USB-C to USB-A Performance Differences
- ATTO Disk Benchmark (USB-C vs USB-A 3.0)
Oddly enough, we can see here that both USB-A and USB-C received identical performance on all 3 tests, that is pretty unheard of. This tells us that the speeds are capped off at USB 3.0 speeds but that’s not a horrible thing since USB 3.0 speeds are nice, though not as good as USB-C. USB-C is capable of up to 10Gbps, though I will show you the other comparisons, I don’t think they will all be identical. Let’s see what CrystalDiskMark shows us.
- CrystalDiskMark (USB-C vs USB-A 3.0)
It seems like the CrystalDiskMark shows a bit of a different performance mark, a bit more varied and seemingly in favor of USB-A 3.0. USB-C overpowers USB-A 3.0 in 4K Read and Write as well as Seq Write and Seq Q32TI Write. On the flip side, USB-A 3.0 performs better than USB-C in Seq Read, 4K Q32TI, 4K Q32TI Write, and Seq Q32TI Read, so it still might be somewhat equal. The big differentiator here is that 4K Q32TI Read was 6.5 times slower on USB-C than in USB-A 3.0. Let’s check out PCMark.
- PCMark 8 (USB-C vs USB-A 3.0)
This one is a little more difficult to see because of the number of tests but it looks like USB-A 3.0 took the cake and performed much better. The loading times on all programs were much lower on the USB-A 3.0 interface but was oddly enough lower by 1 second on the test duration on USB-C interface. Storage Bandwidth and PCMark scores are better higher, which is why they came out bolded and in red font above, which means they were better. The highest difference came in the Battlefield 3 load time, which USB-A 3.0 loaded 7 seconds faster.
This test also shows you that this drive is not only great for storage of music, movies and all-around storage but also a great solution for a portable gaming drive. Talking about storage and performance, let’s see how this stacks up against a standard thumb drive. To keep it short and simple though, we will stick to only CrystalDiskMark performance comparison, it will be a test utilizing the Sandisk SDDDC2-032G-A46 Ultra on USB-C and USB-A 3.0.
The Sandisk SDDDC2-032G-A46 Ultra on USB-C and USB-A 3.0 drive is unique because it is not only a USB-A 3.0 drive, but it is also a USB-C thumb drive. This test will give you an example of both interfaces.
Since this is marketed as an SSD, I figure it might be great to show you the performance benefits versus SSD’s that go inside of a system. This is slightly going outside of scope of what this drive is targeted for portable storage but it’s an example of the difference between what is marketed as a USB Thumb Drive and a USB SSD.
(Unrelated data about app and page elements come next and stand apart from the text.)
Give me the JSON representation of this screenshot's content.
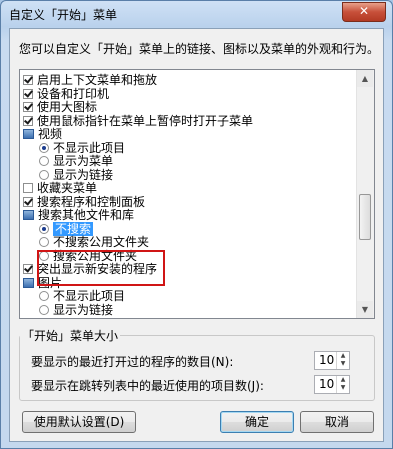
{
  "window": {
    "title": "自定义「开始」菜单",
    "close_glyph": "✕"
  },
  "description": "您可以自定义「开始」菜单上的链接、图标以及菜单的外观和行为。",
  "list_items": [
    {
      "kind": "checkbox",
      "checked": true,
      "label": "启用上下文菜单和拖放"
    },
    {
      "kind": "checkbox",
      "checked": true,
      "label": "设备和打印机"
    },
    {
      "kind": "checkbox",
      "checked": true,
      "label": "使用大图标"
    },
    {
      "kind": "checkbox",
      "checked": true,
      "label": "使用鼠标指针在菜单上暂停时打开子菜单"
    },
    {
      "kind": "group",
      "label": "视频"
    },
    {
      "kind": "radio",
      "checked": true,
      "label": "不显示此项目"
    },
    {
      "kind": "radio",
      "checked": false,
      "label": "显示为菜单"
    },
    {
      "kind": "radio",
      "checked": false,
      "label": "显示为链接"
    },
    {
      "kind": "checkbox",
      "checked": false,
      "label": "收藏夹菜单"
    },
    {
      "kind": "checkbox",
      "checked": true,
      "label": "搜索程序和控制面板"
    },
    {
      "kind": "group",
      "label": "搜索其他文件和库"
    },
    {
      "kind": "radio",
      "checked": true,
      "label": "不搜索",
      "selected": true
    },
    {
      "kind": "radio",
      "checked": false,
      "label": "不搜索公用文件夹"
    },
    {
      "kind": "radio",
      "checked": false,
      "label": "搜索公用文件夹"
    },
    {
      "kind": "checkbox",
      "checked": true,
      "label": "突出显示新安装的程序"
    },
    {
      "kind": "group",
      "label": "图片"
    },
    {
      "kind": "radio",
      "checked": false,
      "label": "不显示此项目"
    },
    {
      "kind": "radio",
      "checked": false,
      "label": "显示为链接"
    }
  ],
  "size_group": {
    "title": "「开始」菜单大小",
    "recent_programs_label": "要显示的最近打开过的程序的数目(N):",
    "recent_programs_value": "10",
    "jump_list_label": "要显示在跳转列表中的最近使用的项目数(J):",
    "jump_list_value": "10"
  },
  "buttons": {
    "defaults": "使用默认设置(D)",
    "ok": "确定",
    "cancel": "取消"
  },
  "icons": [
    "close-icon",
    "checkbox-icon",
    "radio-icon",
    "folder-icon",
    "scroll-up-icon",
    "scroll-down-icon",
    "spin-up-icon",
    "spin-down-icon"
  ],
  "colors": {
    "selection": "#3399ff",
    "highlight_box": "#d01515",
    "title_bar": "#b9d1ec"
  }
}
The difference here is amazing, both drives have the option for USB-A 3.0 and USB-C but the transfer rates are drastically different. Like we saw before, the scores between the Glyph Atom USB-C and USB-A are varied, some higher than others and visa versa but we can see here that the Sandisk took the lead in none of the readings. The Glyph, while it is connected through the same interfaces as the Sandisk, it is in fact an SSD inside and so it gets the benefits of that performance.
So what is it that makes this drive an SSD, lets take a deeper dive and see what’s inside.
Next Page: What’s inside?